— PROBLEM REQUIREMENTS —
The answer must restate every entry below word for word.

— SOURCE INFORMATION —
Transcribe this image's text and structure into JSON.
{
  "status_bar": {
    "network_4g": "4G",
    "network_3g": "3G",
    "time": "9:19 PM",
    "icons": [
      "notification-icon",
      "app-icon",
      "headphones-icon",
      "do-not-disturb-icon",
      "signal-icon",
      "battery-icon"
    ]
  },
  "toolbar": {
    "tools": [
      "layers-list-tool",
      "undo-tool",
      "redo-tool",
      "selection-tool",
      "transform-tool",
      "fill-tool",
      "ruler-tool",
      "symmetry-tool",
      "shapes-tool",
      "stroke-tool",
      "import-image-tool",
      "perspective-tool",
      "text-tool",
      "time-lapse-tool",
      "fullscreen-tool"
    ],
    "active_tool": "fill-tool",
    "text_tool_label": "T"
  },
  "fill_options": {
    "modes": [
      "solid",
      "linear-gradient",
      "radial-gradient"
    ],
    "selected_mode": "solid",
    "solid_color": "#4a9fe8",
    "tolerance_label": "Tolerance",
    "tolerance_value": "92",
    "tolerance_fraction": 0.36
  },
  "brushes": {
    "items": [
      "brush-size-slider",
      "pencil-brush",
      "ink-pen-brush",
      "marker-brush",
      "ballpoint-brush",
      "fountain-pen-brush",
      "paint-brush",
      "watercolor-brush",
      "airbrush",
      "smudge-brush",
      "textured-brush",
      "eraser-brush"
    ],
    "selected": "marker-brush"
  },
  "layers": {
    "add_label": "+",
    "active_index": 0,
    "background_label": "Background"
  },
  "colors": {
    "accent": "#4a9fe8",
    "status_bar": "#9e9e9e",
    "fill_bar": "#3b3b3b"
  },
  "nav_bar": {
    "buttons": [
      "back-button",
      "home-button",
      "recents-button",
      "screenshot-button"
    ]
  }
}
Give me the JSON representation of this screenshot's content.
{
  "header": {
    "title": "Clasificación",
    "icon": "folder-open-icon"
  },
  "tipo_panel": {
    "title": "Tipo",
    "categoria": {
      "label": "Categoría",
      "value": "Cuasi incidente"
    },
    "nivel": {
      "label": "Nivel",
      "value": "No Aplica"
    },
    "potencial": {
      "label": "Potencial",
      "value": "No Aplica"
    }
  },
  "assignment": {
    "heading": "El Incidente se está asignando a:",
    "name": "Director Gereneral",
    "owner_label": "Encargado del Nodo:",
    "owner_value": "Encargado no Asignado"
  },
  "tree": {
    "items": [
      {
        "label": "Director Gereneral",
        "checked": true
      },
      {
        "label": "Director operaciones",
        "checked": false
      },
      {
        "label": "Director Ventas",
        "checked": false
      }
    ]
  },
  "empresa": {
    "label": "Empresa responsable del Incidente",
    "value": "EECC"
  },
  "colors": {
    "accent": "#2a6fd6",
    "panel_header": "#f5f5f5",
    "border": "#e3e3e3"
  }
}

— COMPLETED EXERCISE —
Transcribe this image's text and structure into JSON.
{
  "status_bar": {
    "network_4g": "4G",
    "network_3g": "3G",
    "time": "9:19 PM",
    "icons": [
      "notification-icon",
      "app-icon",
      "headphones-icon",
      "do-not-disturb-icon",
      "signal-icon",
      "battery-icon"
    ]
  },
  "toolbar": {
    "tools": [
      "layers-list-tool",
      "undo-tool",
      "redo-tool",
      "selection-tool",
      "transform-tool",
      "fill-tool",
      "ruler-tool",
      "symmetry-tool",
      "shapes-tool",
      "stroke-tool",
      "import-image-tool",
      "perspective-tool",
      "text-tool",
      "time-lapse-tool",
      "fullscreen-tool"
    ],
    "active_tool": "fill-tool",
    "text_tool_label": "T"
  },
  "fill_options": {
    "modes": [
      "solid",
      "linear-gradient",
      "radial-gradient"
    ],
    "selected_mode": "solid",
    "solid_color": "#4a9fe8",
    "tolerance_label": "Tolerance",
    "tolerance_value": "92",
    "tolerance_fraction": 0.36
  },
  "brushes": {
    "items": [
      "brush-size-slider",
      "pencil-brush",
      "ink-pen-brush",
      "marker-brush",
      "ballpoint-brush",
      "fountain-pen-brush",
      "paint-brush",
      "watercolor-brush",
      "airbrush",
      "smudge-brush",
      "textured-brush",
      "eraser-brush"
    ],
    "selected": "marker-brush"
  },
  "layers": {
    "add_label": "+",
    "active_index": 0,
    "background_label": "Background"
  },
  "colors": {
    "accent": "#4a9fe8",
    "status_bar": "#9e9e9e",
    "fill_bar": "#3b3b3b"
  },
  "nav_bar": {
    "buttons": [
      "back-button",
      "home-button",
      "recents-button",
      "screenshot-button"
    ]
  }
}
Give me the JSON representation of this screenshot's content.
{
  "header": {
    "title": "Clasificación",
    "icon": "folder-open-icon"
  },
  "tipo_panel": {
    "title": "Tipo",
    "categoria": {
      "label": "Categoría",
      "value": "Cuasi incidente"
    },
    "nivel": {
      "label": "Nivel",
      "value": "No Aplica"
    },
    "potencial": {
      "label": "Potencial",
      "value": "No Aplica"
    }
  },
  "assignment": {
    "heading": "El Incidente se está asignando a:",
    "name": "Director Gereneral",
    "owner_label": "Encargado del Nodo:",
    "owner_value": "Encargado no Asignado"
  },
  "tree": {
    "items": [
      {
        "label": "Director Gereneral",
        "checked": true
      },
      {
        "label": "Director operaciones",
        "checked": false
      },
      {
        "label": "Director Ventas",
        "checked": false
      }
    ]
  },
  "empresa": {
    "label": "Empresa responsable del Incidente",
    "value": "EECC"
  },
  "colors": {
    "accent": "#2a6fd6",
    "panel_header": "#f5f5f5",
    "border": "#e3e3e3"
  }
}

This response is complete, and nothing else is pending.